Mental Health Resources To Support Employees In The Wake Of Mass Shootings And Gun Violence

Updated: May 25

In the last five years, there have been at least 31 shootings with four or more fatalities.


Parents across the nation are shaken as 21 people (at least 19 children) were killed in a mass shooting at an elementary school in Uvalde, Texas. Racially motivated hate and violence have recently led to the death of 10 people at a grocery store in Buffalo, New York—almost all of them Black, and six AAPI women in Atlanta as attacks and violence on Asians and Asian Americans have been on the rise.


The constant news reports about the violence of mass shootings can lead to increased stress and anxiety. According to Mental Health America, violence—including gun violence—and fear of violence causes both trauma and 'toxic stress,' which is a contributing factor to the development of some mental health conditions.


It's also incredibly important to combat "the persistent myth that mental illness is a leading factor in mass shootings," which is stigmatizing and can contribute to fewer people seeking treatment. According to MentalHealth.gov, only 3 to 5 percent of violent acts can be attributed to those with serious mental health conditions, and it's actually ten times more likely for those with severe mental health conditions to be the victim of a violent crime than the general population.

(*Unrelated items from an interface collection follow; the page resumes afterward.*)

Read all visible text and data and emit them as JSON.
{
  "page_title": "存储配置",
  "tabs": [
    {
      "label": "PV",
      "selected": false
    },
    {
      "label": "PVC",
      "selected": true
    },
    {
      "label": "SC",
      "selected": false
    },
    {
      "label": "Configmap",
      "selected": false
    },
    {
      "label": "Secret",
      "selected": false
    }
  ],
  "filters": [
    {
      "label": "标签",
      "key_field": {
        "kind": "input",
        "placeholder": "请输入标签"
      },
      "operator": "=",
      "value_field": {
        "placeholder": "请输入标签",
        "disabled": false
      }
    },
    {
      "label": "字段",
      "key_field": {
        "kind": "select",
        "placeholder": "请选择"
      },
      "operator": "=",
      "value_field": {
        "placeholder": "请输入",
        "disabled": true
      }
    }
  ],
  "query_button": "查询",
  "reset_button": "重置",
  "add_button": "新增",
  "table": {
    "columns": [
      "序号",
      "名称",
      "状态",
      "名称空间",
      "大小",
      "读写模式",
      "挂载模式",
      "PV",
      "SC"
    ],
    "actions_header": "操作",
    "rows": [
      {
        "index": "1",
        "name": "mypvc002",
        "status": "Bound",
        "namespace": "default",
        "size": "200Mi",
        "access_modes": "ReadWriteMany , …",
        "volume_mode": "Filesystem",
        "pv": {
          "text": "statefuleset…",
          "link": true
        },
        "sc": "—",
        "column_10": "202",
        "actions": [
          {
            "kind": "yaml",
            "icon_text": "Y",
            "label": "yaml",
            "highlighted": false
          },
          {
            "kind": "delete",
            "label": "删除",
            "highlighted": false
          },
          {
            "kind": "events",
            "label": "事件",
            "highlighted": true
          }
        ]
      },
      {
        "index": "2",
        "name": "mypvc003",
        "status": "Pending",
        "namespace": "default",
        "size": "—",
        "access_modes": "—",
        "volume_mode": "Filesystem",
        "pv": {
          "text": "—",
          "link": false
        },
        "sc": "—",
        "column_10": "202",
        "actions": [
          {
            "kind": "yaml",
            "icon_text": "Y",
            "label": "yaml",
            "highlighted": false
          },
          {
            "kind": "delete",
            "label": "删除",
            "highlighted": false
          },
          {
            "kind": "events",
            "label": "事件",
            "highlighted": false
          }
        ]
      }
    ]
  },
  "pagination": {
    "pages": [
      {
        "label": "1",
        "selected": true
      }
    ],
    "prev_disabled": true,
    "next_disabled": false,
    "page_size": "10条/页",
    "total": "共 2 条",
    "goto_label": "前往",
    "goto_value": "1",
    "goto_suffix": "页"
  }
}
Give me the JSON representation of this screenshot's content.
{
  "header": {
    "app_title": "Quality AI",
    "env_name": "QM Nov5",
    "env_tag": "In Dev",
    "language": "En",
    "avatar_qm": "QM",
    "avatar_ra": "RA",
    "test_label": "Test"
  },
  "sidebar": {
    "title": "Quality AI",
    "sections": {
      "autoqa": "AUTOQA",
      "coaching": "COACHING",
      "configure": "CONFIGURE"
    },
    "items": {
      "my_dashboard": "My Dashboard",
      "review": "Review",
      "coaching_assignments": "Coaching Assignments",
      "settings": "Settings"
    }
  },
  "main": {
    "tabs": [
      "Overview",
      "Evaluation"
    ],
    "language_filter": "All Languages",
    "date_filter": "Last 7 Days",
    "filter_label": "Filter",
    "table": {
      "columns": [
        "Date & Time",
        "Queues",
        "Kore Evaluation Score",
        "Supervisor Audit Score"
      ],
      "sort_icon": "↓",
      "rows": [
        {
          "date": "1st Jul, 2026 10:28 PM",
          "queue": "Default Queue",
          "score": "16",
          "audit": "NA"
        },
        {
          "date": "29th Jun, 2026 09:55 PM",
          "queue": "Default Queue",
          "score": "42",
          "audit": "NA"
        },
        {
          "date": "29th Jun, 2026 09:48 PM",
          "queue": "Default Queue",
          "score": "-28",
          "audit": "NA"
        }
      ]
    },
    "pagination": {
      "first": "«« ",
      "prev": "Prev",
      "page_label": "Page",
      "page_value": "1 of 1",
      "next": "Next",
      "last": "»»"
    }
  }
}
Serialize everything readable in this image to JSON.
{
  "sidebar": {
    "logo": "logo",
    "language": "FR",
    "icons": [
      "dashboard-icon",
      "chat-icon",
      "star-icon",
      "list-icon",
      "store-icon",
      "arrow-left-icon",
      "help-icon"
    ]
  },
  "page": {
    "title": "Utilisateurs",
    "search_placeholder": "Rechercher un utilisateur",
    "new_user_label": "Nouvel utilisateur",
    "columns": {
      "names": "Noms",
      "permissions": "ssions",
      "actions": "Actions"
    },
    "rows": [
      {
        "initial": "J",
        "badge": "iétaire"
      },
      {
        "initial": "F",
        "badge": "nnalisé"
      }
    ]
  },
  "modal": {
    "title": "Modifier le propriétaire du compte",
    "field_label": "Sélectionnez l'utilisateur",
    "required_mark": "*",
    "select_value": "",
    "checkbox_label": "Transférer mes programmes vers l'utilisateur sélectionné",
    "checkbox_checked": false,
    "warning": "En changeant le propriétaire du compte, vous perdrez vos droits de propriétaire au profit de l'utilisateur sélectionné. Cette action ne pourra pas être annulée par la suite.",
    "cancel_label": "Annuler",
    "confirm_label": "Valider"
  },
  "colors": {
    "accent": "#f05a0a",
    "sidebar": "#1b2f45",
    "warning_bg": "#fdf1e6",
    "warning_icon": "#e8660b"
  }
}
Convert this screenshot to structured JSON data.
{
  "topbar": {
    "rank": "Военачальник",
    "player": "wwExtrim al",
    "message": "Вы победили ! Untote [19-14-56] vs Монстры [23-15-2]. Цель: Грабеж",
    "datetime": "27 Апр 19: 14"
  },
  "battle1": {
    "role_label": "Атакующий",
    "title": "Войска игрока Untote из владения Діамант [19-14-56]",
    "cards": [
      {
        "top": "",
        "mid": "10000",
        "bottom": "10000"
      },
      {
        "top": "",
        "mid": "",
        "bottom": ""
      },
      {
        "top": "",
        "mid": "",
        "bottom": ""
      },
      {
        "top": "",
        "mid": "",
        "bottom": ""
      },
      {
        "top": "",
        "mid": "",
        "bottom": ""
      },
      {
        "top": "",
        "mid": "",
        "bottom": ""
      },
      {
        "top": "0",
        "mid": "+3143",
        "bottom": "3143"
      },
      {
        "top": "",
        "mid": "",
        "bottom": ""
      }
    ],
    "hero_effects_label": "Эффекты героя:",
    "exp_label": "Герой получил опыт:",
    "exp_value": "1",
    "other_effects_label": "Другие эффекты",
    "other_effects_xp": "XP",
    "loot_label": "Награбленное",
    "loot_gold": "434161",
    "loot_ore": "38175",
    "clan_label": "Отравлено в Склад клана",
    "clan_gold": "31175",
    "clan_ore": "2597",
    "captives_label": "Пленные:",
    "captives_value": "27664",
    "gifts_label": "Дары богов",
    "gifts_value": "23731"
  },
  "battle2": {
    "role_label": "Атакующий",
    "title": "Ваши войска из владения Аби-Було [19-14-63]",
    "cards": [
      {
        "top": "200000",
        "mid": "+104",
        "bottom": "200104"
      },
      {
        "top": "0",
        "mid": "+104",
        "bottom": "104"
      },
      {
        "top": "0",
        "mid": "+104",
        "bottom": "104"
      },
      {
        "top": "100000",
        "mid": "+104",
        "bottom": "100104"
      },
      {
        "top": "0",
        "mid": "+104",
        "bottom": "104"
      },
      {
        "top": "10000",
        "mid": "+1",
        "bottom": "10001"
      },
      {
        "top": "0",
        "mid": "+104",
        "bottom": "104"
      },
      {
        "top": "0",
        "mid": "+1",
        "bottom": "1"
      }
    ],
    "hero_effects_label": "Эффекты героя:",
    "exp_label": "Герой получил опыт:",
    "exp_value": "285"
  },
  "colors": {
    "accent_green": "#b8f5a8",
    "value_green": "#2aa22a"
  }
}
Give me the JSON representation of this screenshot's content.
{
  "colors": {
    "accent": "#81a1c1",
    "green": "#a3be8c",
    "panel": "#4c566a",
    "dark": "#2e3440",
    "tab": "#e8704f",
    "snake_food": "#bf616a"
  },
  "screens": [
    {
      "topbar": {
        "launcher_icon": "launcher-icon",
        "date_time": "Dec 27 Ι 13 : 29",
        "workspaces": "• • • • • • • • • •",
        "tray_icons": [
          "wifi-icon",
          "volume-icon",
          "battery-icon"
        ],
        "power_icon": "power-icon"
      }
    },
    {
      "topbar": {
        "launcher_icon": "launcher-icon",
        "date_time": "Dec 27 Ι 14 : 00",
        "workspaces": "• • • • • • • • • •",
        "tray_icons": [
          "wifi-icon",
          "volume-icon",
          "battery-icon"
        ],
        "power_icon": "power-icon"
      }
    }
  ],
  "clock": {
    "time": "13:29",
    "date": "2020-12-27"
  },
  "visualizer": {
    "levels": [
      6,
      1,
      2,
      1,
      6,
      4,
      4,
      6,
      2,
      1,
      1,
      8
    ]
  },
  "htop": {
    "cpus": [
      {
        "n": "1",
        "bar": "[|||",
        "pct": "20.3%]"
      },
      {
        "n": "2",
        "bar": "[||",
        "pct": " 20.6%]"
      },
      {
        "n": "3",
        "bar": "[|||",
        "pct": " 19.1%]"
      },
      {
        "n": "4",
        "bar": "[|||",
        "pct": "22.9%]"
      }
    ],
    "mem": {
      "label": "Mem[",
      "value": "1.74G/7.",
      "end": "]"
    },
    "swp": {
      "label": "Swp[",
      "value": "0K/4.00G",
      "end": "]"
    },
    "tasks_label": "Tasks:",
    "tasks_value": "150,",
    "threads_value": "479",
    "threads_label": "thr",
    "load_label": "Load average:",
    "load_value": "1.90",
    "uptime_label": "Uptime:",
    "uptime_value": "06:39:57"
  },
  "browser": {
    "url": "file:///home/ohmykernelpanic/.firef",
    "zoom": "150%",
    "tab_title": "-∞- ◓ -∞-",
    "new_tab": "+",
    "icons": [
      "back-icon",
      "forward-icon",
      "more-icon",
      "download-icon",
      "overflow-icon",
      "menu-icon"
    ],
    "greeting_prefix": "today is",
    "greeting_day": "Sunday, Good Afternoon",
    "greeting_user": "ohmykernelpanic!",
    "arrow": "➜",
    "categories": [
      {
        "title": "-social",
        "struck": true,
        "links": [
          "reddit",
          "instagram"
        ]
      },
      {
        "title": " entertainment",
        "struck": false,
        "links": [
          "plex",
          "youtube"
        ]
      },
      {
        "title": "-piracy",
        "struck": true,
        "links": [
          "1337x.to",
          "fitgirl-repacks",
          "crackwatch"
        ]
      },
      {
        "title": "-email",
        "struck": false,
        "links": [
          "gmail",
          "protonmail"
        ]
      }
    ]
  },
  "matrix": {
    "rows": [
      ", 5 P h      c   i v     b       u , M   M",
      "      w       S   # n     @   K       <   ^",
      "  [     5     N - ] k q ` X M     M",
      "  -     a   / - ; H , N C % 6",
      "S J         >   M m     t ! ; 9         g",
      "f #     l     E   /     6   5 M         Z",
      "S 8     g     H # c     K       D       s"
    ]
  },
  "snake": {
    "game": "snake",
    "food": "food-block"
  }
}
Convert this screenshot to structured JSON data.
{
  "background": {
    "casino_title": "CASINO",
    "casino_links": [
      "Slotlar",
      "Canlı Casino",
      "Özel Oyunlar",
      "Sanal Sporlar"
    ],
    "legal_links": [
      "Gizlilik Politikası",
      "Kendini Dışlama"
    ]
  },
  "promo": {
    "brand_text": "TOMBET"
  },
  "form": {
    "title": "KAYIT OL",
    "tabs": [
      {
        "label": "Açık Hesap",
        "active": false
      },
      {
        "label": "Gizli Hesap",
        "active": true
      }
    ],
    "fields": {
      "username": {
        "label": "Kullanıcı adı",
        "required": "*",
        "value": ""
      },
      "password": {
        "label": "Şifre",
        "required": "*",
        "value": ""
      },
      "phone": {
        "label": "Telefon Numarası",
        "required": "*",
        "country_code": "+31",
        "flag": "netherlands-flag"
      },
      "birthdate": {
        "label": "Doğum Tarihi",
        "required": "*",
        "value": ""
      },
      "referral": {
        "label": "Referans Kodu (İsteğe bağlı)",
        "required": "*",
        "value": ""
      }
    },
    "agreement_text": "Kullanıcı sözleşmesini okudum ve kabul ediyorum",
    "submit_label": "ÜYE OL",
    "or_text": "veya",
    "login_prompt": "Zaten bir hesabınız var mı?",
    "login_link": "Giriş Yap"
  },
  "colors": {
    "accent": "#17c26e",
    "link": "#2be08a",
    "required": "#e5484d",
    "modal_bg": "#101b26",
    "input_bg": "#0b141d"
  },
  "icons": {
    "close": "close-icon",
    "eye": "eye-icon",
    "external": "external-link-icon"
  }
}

Mind Share Partners has compiled the following list of resources to support professionals coping with the aftermath of gun violence and the ongoing fear and danger that persists.



I. Organizations Working To End Gun Violence + Providing Mental Health Resources

  • [Organization + Program] SAMHSA's Disaster Distress Helpline The Disaster Distress Helpline (DDH) is a program of the U.S. Substance Abuse and Mental Health Services Administration (SAMHSA) which provides crisis counseling and support for anyone in the U.S. experiencing distress or other behavioral health concerns related to any natural or human-caused disaster. Calls (1-800-985-5990) and texts (text “TalkWithUs” to 66746) are answered by a network of independently-operated crisis centers around the country, who provide psychological first aid, emotional support, crisis assessment and intervention, and referrals to local/state behavioral health services for follow-up care & support. The helpline's SMS service is also available in Spanish. Text "Hablanos" to 66746 for emotional support.

  • [Organization] Sandy Hook Promise